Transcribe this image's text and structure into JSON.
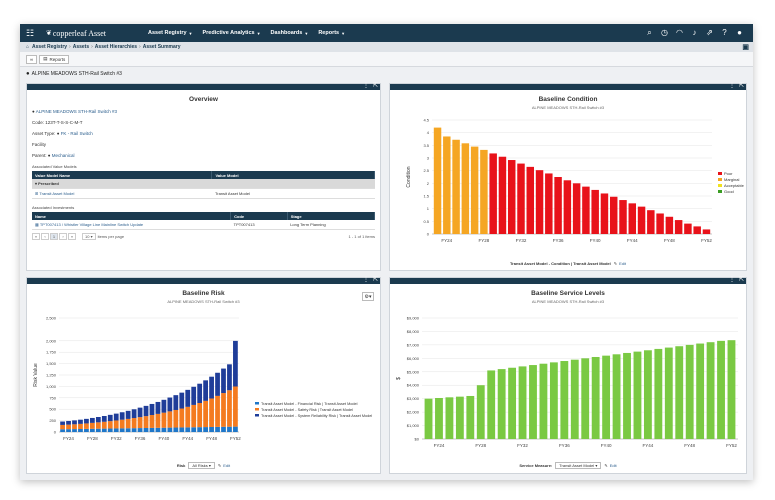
{
  "app": {
    "brand": "copperleaf Asset",
    "nav": [
      "Asset Registry",
      "Predictive Analytics",
      "Dashboards",
      "Reports"
    ],
    "breadcrumb": [
      "Asset Registry",
      "Assets",
      "Asset Hierarchies",
      "Asset Summary"
    ],
    "toolbar_reports": "Reports",
    "page_title": "ALPINE MEADOWS STH-Rail Switch #3"
  },
  "overview": {
    "title": "Overview",
    "asset_link": "ALPINE MEADOWS STH-Rail Switch #3",
    "code": "Code: 123T-T-S-S-C-M-T",
    "asset_type_label": "Asset Type:",
    "asset_type_value": "FK - Rail Switch",
    "facility_label": "Facility",
    "parent_label": "Parent:",
    "parent_value": "Mechanical",
    "value_models_title": "Associated Value Models",
    "vm_headers": [
      "Value Model Name",
      "Value Model"
    ],
    "vm_group": "Prescribed",
    "vm_rows": [
      [
        "Transit Asset Model",
        "Transit Asset Model"
      ]
    ],
    "investments_title": "Associated Investments",
    "inv_headers": [
      "Name",
      "Code",
      "Stage"
    ],
    "inv_rows": [
      [
        "TPT007413 / Whistler Village Line Mainline Switch Update",
        "TPT007413",
        "Long Term Planning"
      ]
    ],
    "page_size": "10",
    "items_per_page": "items per page",
    "page_num": "1",
    "count_text": "1 - 1 of 1 items"
  },
  "condition_panel": {
    "title": "Baseline Condition",
    "subtitle": "ALPINE MEADOWS STH-Rail Switch #3",
    "footer": "Transit Asset Model - Condition | Transit Asset Model",
    "edit": "Edit",
    "legend": [
      "Poor",
      "Marginal",
      "Acceptable",
      "Good"
    ]
  },
  "risk_panel": {
    "title": "Baseline Risk",
    "subtitle": "ALPINE MEADOWS STH-Rail Switch #3",
    "risk_label": "Risk",
    "risk_select": "All Risks",
    "edit": "Edit"
  },
  "service_panel": {
    "title": "Baseline Service Levels",
    "subtitle": "ALPINE MEADOWS STH-Rail Switch #3",
    "measure_label": "Service Measure:",
    "measure_select": "Transit Asset Model",
    "edit": "Edit"
  },
  "colors": {
    "navy": "#1b3a4f",
    "poor": "#e8121a",
    "marginal": "#f5a623",
    "acceptable": "#f1e21f",
    "good": "#3a9d23",
    "risk_financial": "#1f77c9",
    "risk_safety": "#f47b20",
    "risk_reliability": "#1f3d99",
    "service": "#7ac943"
  },
  "chart_data": [
    {
      "type": "bar",
      "title": "Baseline Condition",
      "ylabel": "Condition",
      "xlabel": "",
      "x_ticks": [
        "FY24",
        "FY28",
        "FY32",
        "FY36",
        "FY40",
        "FY44",
        "FY48",
        "FY52"
      ],
      "yticks": [
        "0",
        "0.5",
        "1",
        "1.5",
        "2",
        "2.5",
        "3",
        "3.5",
        "4",
        "4.5"
      ],
      "ylim": [
        0,
        4.5
      ],
      "legend_position": "right",
      "x": [
        "FY23",
        "FY24",
        "FY25",
        "FY26",
        "FY27",
        "FY28",
        "FY29",
        "FY30",
        "FY31",
        "FY32",
        "FY33",
        "FY34",
        "FY35",
        "FY36",
        "FY37",
        "FY38",
        "FY39",
        "FY40",
        "FY41",
        "FY42",
        "FY43",
        "FY44",
        "FY45",
        "FY46",
        "FY47",
        "FY48",
        "FY49",
        "FY50",
        "FY51",
        "FY52"
      ],
      "values": [
        4.2,
        3.85,
        3.72,
        3.58,
        3.45,
        3.32,
        3.18,
        3.05,
        2.92,
        2.78,
        2.65,
        2.52,
        2.39,
        2.25,
        2.12,
        2.0,
        1.87,
        1.74,
        1.6,
        1.47,
        1.34,
        1.21,
        1.08,
        0.94,
        0.81,
        0.68,
        0.55,
        0.41,
        0.3,
        0.18
      ],
      "categories_by_bar": [
        "Marginal",
        "Marginal",
        "Marginal",
        "Marginal",
        "Marginal",
        "Marginal",
        "Poor",
        "Poor",
        "Poor",
        "Poor",
        "Poor",
        "Poor",
        "Poor",
        "Poor",
        "Poor",
        "Poor",
        "Poor",
        "Poor",
        "Poor",
        "Poor",
        "Poor",
        "Poor",
        "Poor",
        "Poor",
        "Poor",
        "Poor",
        "Poor",
        "Poor",
        "Poor",
        "Poor"
      ]
    },
    {
      "type": "bar",
      "stacked": true,
      "title": "Baseline Risk",
      "ylabel": "Risk Value",
      "x_ticks": [
        "FY24",
        "FY28",
        "FY32",
        "FY36",
        "FY40",
        "FY44",
        "FY48",
        "FY52"
      ],
      "yticks": [
        "0",
        "250",
        "500",
        "750",
        "1,000",
        "1,250",
        "1,500",
        "1,750",
        "2,000",
        "2,500"
      ],
      "ylim": [
        0,
        2500
      ],
      "legend_position": "right",
      "categories": [
        "FY23",
        "FY24",
        "FY25",
        "FY26",
        "FY27",
        "FY28",
        "FY29",
        "FY30",
        "FY31",
        "FY32",
        "FY33",
        "FY34",
        "FY35",
        "FY36",
        "FY37",
        "FY38",
        "FY39",
        "FY40",
        "FY41",
        "FY42",
        "FY43",
        "FY44",
        "FY45",
        "FY46",
        "FY47",
        "FY48",
        "FY49",
        "FY50",
        "FY51",
        "FY52"
      ],
      "series": [
        {
          "name": "Transit Asset Model - Financial Risk | Transit Asset Model",
          "values": [
            60,
            62,
            64,
            66,
            68,
            70,
            72,
            74,
            76,
            78,
            80,
            82,
            84,
            86,
            88,
            90,
            92,
            94,
            96,
            98,
            100,
            102,
            104,
            106,
            108,
            110,
            112,
            114,
            116,
            118
          ]
        },
        {
          "name": "Transit Asset Model - Safety Risk | Transit Asset Model",
          "values": [
            95,
            100,
            105,
            112,
            120,
            130,
            140,
            150,
            162,
            175,
            190,
            205,
            222,
            240,
            260,
            282,
            305,
            330,
            357,
            385,
            415,
            450,
            490,
            530,
            575,
            625,
            680,
            740,
            800,
            880
          ]
        },
        {
          "name": "Transit Asset Model - System Reliability Risk | Transit Asset Model",
          "values": [
            75,
            80,
            86,
            92,
            100,
            108,
            117,
            127,
            138,
            150,
            163,
            177,
            192,
            208,
            225,
            243,
            262,
            282,
            303,
            325,
            348,
            372,
            397,
            423,
            450,
            478,
            507,
            537,
            568,
            1000
          ]
        }
      ]
    },
    {
      "type": "bar",
      "title": "Baseline Service Levels",
      "ylabel": "$",
      "x_ticks": [
        "FY24",
        "FY28",
        "FY32",
        "FY36",
        "FY40",
        "FY44",
        "FY48",
        "FY52"
      ],
      "yticks": [
        "$0",
        "$1,000",
        "$2,000",
        "$3,000",
        "$4,000",
        "$5,000",
        "$6,000",
        "$7,000",
        "$8,000",
        "$9,000"
      ],
      "ylim": [
        0,
        9000
      ],
      "x": [
        "FY23",
        "FY24",
        "FY25",
        "FY26",
        "FY27",
        "FY28",
        "FY29",
        "FY30",
        "FY31",
        "FY32",
        "FY33",
        "FY34",
        "FY35",
        "FY36",
        "FY37",
        "FY38",
        "FY39",
        "FY40",
        "FY41",
        "FY42",
        "FY43",
        "FY44",
        "FY45",
        "FY46",
        "FY47",
        "FY48",
        "FY49",
        "FY50",
        "FY51",
        "FY52"
      ],
      "values": [
        3000,
        3050,
        3100,
        3150,
        3200,
        4000,
        5100,
        5200,
        5300,
        5400,
        5500,
        5600,
        5700,
        5800,
        5900,
        6000,
        6100,
        6200,
        6300,
        6400,
        6500,
        6600,
        6700,
        6800,
        6900,
        7000,
        7100,
        7200,
        7300,
        7350
      ]
    }
  ]
}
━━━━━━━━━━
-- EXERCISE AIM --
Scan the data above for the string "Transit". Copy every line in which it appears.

-- EXERCISE ANSWER --
        "Transit Asset Model",
        "Transit Asset Model"
    "footer": "Transit Asset Model - Condition | Transit Asset Model",
    "measure_select": "Transit Asset Model",
          "name": "Transit Asset Model - Financial Risk | Transit Asset Model",
          "name": "Transit Asset Model - Safety Risk | Transit Asset Model",
          "name": "Transit Asset Model - System Reliability Risk | Transit Asset Model",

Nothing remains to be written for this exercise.